____ DATA PROVIDED
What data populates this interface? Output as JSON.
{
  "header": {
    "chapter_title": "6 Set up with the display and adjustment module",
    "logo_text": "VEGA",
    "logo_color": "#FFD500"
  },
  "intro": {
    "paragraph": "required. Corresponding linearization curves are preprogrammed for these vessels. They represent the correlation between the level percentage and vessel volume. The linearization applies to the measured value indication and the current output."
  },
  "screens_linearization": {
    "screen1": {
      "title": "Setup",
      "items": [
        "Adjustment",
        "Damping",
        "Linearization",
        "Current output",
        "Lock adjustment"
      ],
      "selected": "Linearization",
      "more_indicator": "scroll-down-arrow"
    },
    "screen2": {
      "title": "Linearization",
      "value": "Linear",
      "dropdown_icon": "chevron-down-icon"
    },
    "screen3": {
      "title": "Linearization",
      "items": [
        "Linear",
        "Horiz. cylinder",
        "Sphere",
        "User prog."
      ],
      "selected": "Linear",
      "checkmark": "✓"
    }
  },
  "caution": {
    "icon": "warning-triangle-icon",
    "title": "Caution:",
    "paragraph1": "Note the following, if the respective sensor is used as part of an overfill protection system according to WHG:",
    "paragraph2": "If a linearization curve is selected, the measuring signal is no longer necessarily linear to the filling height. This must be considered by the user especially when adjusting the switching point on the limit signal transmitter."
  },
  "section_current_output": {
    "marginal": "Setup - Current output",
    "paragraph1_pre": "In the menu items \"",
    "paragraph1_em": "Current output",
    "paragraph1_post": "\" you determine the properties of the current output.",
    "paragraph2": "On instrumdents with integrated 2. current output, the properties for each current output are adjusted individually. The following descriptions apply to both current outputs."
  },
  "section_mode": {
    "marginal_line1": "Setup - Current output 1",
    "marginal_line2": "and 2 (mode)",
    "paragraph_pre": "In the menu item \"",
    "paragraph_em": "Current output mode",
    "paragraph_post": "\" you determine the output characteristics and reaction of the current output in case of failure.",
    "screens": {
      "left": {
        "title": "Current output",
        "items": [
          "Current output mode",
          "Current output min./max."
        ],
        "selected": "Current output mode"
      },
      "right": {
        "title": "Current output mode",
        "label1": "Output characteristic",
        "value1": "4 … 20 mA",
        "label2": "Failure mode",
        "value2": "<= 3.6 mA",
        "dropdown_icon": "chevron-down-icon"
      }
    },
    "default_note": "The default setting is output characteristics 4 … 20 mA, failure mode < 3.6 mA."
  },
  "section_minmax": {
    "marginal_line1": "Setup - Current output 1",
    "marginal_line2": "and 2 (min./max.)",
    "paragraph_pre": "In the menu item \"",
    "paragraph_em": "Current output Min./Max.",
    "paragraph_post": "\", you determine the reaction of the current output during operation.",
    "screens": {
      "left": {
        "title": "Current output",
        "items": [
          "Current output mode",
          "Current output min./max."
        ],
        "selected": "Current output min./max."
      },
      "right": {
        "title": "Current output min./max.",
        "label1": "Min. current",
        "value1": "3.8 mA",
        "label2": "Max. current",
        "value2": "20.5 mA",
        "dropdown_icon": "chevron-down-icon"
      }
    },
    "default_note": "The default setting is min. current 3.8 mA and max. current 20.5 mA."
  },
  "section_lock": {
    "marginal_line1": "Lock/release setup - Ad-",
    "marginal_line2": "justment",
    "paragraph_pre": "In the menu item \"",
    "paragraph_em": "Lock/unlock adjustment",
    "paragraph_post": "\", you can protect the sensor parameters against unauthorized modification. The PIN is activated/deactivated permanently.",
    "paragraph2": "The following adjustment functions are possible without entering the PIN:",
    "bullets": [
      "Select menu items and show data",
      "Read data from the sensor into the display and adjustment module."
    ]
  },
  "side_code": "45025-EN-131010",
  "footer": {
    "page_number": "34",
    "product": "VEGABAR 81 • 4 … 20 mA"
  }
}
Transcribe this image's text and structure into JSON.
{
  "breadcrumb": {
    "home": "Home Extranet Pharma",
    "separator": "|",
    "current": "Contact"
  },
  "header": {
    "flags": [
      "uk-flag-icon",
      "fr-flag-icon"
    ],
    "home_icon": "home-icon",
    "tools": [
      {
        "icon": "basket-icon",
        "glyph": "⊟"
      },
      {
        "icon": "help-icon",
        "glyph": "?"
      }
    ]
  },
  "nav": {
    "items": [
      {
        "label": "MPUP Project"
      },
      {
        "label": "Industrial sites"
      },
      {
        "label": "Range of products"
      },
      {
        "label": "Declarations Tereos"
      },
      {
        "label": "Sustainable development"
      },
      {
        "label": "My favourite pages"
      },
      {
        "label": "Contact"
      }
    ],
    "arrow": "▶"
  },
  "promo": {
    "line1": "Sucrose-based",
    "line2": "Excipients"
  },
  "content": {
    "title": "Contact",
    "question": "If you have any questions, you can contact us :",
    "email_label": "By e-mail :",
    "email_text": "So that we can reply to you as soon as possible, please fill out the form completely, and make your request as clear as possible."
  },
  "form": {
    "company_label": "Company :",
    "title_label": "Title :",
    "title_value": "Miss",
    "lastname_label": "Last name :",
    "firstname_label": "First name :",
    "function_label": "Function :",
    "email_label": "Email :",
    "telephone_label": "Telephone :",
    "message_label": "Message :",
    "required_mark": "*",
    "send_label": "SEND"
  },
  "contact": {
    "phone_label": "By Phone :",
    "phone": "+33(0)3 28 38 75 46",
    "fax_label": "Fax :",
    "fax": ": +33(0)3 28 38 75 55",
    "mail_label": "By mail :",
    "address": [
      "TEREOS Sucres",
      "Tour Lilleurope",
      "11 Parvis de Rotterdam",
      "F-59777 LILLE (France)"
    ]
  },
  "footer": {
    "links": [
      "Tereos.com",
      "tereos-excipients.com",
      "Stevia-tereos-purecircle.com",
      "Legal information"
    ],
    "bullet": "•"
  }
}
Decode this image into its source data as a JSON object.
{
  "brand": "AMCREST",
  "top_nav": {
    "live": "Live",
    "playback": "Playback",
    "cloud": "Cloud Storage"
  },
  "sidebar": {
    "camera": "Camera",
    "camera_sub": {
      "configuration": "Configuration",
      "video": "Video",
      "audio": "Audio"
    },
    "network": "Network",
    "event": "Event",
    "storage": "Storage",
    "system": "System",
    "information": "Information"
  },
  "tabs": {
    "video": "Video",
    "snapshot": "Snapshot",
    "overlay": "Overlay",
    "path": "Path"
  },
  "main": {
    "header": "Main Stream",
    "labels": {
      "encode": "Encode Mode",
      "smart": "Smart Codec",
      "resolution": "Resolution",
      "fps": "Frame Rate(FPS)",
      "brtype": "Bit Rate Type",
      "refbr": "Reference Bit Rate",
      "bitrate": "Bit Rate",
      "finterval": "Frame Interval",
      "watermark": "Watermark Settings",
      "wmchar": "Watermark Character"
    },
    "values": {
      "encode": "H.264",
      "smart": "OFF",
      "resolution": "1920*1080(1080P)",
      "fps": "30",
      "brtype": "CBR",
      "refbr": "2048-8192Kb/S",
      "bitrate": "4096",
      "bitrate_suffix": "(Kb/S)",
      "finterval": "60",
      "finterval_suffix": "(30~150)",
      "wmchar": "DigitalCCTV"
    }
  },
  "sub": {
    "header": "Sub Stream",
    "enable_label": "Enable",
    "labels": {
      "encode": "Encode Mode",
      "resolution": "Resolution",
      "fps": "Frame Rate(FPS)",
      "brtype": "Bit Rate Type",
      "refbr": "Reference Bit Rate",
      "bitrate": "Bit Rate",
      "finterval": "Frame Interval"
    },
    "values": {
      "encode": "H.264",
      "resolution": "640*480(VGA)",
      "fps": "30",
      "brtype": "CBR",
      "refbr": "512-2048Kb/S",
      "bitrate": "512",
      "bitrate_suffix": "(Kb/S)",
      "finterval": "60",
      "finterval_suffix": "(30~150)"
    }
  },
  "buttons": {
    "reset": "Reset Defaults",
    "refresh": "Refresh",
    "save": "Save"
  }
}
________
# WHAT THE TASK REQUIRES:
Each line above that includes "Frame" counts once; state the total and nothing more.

# TASK ANSWER:
4